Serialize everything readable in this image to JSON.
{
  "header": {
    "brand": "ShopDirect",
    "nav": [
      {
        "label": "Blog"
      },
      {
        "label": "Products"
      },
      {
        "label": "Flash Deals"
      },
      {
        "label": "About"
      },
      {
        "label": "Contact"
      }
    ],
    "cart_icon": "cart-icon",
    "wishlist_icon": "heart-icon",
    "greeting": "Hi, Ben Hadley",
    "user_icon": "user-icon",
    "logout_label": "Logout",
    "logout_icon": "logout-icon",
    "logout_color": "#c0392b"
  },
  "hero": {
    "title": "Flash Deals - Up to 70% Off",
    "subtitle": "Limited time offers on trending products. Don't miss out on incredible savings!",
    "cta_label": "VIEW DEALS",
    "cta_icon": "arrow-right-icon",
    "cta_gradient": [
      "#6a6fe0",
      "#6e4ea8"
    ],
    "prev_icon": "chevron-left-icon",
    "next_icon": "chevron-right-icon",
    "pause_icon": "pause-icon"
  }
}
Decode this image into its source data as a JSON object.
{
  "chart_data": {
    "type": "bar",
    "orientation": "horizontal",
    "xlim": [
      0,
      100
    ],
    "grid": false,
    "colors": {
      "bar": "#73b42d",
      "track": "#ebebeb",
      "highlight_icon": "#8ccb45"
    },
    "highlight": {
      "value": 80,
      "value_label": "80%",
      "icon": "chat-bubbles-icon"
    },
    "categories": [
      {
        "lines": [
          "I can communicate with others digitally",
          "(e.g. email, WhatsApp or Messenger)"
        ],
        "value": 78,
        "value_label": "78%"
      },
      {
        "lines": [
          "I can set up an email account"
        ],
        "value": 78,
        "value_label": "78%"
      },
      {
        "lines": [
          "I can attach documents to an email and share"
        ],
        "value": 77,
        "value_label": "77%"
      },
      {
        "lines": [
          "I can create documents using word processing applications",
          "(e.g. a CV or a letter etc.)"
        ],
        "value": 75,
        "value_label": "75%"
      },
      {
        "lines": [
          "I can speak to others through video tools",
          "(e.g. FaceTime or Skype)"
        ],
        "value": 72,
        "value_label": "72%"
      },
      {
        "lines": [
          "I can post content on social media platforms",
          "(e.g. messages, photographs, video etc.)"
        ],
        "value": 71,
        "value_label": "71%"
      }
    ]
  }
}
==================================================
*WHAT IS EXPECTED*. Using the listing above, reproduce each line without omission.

*SOLUTION BELOW*.
Serialize everything readable in this image to JSON.
{
  "header": {
    "brand": "ShopDirect",
    "nav": [
      {
        "label": "Blog"
      },
      {
        "label": "Products"
      },
      {
        "label": "Flash Deals"
      },
      {
        "label": "About"
      },
      {
        "label": "Contact"
      }
    ],
    "cart_icon": "cart-icon",
    "wishlist_icon": "heart-icon",
    "greeting": "Hi, Ben Hadley",
    "user_icon": "user-icon",
    "logout_label": "Logout",
    "logout_icon": "logout-icon",
    "logout_color": "#c0392b"
  },
  "hero": {
    "title": "Flash Deals - Up to 70% Off",
    "subtitle": "Limited time offers on trending products. Don't miss out on incredible savings!",
    "cta_label": "VIEW DEALS",
    "cta_icon": "arrow-right-icon",
    "cta_gradient": [
      "#6a6fe0",
      "#6e4ea8"
    ],
    "prev_icon": "chevron-left-icon",
    "next_icon": "chevron-right-icon",
    "pause_icon": "pause-icon"
  }
}
Decode this image into its source data as a JSON object.
{
  "chart_data": {
    "type": "bar",
    "orientation": "horizontal",
    "xlim": [
      0,
      100
    ],
    "grid": false,
    "colors": {
      "bar": "#73b42d",
      "track": "#ebebeb",
      "highlight_icon": "#8ccb45"
    },
    "highlight": {
      "value": 80,
      "value_label": "80%",
      "icon": "chat-bubbles-icon"
    },
    "categories": [
      {
        "lines": [
          "I can communicate with others digitally",
          "(e.g. email, WhatsApp or Messenger)"
        ],
        "value": 78,
        "value_label": "78%"
      },
      {
        "lines": [
          "I can set up an email account"
        ],
        "value": 78,
        "value_label": "78%"
      },
      {
        "lines": [
          "I can attach documents to an email and share"
        ],
        "value": 77,
        "value_label": "77%"
      },
      {
        "lines": [
          "I can create documents using word processing applications",
          "(e.g. a CV or a letter etc.)"
        ],
        "value": 75,
        "value_label": "75%"
      },
      {
        "lines": [
          "I can speak to others through video tools",
          "(e.g. FaceTime or Skype)"
        ],
        "value": 72,
        "value_label": "72%"
      },
      {
        "lines": [
          "I can post content on social media platforms",
          "(e.g. messages, photographs, video etc.)"
        ],
        "value": 71,
        "value_label": "71%"
      }
    ]
  }
}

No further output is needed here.